At a recent gathering of student and alumni entrepreneurs, for example, ventures in attendance included Triple Bottom Line Brewing Company, which aims to create good jobs in its Philadelphia neighborhood and support local farmers; Tuckerman & Co., which sells sustainably made dress shirts; and RxAll, which connects pharmaceutical companies with drugstores in Africa to help them avoid counterfeit drugs.
“SOM has been instrumental in helping us get off the ground,” says Tess Hart ’17 of Triple Bottom Line Brewing Company. “This business got started in Sharon Oster’s Nonprofit Management class. We had [associate director of entrepreneurship] Jen [McFadden] and Kyle [Jensen] to support us and help us build our financial model and our business plan, which has helped us get investor funds and apply for bank loans. The really big thing is that the community has supported us. That makes it a lot less intimidating to start something new.”
Nancy Pfund ’82, a founder of the impact venture firm DBL Partners and an early investor in such double-bottom-line companies as Tesla, Pandora, and Solar City, is co-chair of Yale SOM’s Entrepreneurship Advisory Board and has also funded summer internships for students who have taken positions with a social impact and entrepreneurial focus. Her interest in giving back stems from the fact that her own time at SOM sparked the direction of her career.
“The student body was more diverse and represented various sectors in a way that wasn’t as present at the time in other business schools,” she says. “I think that helped me as I went through my career to find a way to knit together business with impact.” And today, she adds, “Yale’s attention to entrepreneurship with a social-impact dimension is very much in tune with where the entrepreneurs of tomorrow are headed.”

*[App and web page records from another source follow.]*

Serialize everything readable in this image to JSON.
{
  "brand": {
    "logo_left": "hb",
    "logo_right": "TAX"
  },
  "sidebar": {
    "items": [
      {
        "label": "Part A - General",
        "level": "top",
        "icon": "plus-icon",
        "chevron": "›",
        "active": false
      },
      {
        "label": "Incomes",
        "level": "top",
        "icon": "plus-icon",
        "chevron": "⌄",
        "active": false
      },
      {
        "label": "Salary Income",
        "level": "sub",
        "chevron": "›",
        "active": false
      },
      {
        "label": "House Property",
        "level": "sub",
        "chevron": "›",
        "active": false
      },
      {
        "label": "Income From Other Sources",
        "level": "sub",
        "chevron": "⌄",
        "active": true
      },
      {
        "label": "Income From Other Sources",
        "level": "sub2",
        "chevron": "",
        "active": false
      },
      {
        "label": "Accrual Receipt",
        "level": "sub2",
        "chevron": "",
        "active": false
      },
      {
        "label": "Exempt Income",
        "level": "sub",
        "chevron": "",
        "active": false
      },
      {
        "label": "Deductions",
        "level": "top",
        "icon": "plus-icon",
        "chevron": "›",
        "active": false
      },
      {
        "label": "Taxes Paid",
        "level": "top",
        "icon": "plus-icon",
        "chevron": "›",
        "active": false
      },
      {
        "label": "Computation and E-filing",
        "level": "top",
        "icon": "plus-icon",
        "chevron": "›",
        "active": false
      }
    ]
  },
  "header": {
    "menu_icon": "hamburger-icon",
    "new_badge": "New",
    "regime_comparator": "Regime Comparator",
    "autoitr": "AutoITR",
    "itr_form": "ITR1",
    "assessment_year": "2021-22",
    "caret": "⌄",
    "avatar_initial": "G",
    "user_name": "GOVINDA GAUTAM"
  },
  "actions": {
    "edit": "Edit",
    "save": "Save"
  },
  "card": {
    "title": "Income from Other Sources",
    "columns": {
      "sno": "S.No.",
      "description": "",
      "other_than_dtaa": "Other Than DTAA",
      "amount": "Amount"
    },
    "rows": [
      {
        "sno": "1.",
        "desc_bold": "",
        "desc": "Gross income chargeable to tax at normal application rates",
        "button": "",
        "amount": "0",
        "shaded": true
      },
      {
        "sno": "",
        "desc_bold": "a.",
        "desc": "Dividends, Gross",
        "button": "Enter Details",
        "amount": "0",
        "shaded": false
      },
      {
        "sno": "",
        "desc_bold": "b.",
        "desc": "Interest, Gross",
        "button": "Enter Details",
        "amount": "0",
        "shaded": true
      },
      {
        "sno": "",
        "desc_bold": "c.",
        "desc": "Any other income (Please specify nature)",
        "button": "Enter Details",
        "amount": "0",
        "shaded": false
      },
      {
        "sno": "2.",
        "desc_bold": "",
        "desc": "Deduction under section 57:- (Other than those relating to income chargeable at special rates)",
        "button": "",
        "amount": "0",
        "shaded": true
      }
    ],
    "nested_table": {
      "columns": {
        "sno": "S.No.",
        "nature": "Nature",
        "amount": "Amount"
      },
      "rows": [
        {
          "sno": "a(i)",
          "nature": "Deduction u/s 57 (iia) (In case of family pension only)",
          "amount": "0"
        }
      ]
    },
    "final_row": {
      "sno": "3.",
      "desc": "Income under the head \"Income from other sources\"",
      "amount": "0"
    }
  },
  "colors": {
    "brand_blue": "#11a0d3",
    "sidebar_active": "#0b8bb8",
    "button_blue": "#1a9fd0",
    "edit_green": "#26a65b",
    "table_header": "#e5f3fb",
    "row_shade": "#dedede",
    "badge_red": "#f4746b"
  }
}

And what about Tejas Kataria’s restaurant company? Shortly after arriving at Yale SOM, he created a protype product—called WorkerWhiz—and began testing it with restaurants in the New Haven area. He spent the summer of 2017 as an intern at an existing restaurant tech startup, which, he says, gave him more insight into the market for his product. During his second year at Yale, he’s refining the concept and pursuing software development resources to build a revised prototype.
He’s also taking Startup Founders Studies; meeting the visiting entrepreneurs in the class, he says, has provided him with both practical advice and larger lessons.
“I think one of the takeaways was, there are no shortcuts,” he says. “The startup journey can be really lonely, so find the mentors and the team members that can help you get there. It’s not easy, and it’s not as glamorous as it’s made out to be in the media. But it’s a very rewarding journey if you’re passionate about what you’re working on.”
More on Entrepreneurship at Yale SOM
Video: Arix Technologies
Dianna Liu ’18 is building pipe-crawling robots to tackle corrosion in the energy industry.
Meet Yale SOM Student and Alumni Startups
The Yale SOM Venture Showcase highlighted dozens of startups from recent alumni and current students in industries including food service, home living, technology, and healthcare.
New Lectureship to Bolster Social Entrepreneurship Education
A new lectureship in social entrepreneurship at the Yale School of Management will expand the school’s support for students interested in creating businesses that strive to create social impact and systemic change.
Webinar: How Does an Idea Become a Startup?
A practical discussion on building a venture with Jennifer McFadden ’08, Yale SOM’s associate director of entrepreneurship, and Brad Hargreaves, founder of General Assembly and Common and a 2008 graduate of Yale College.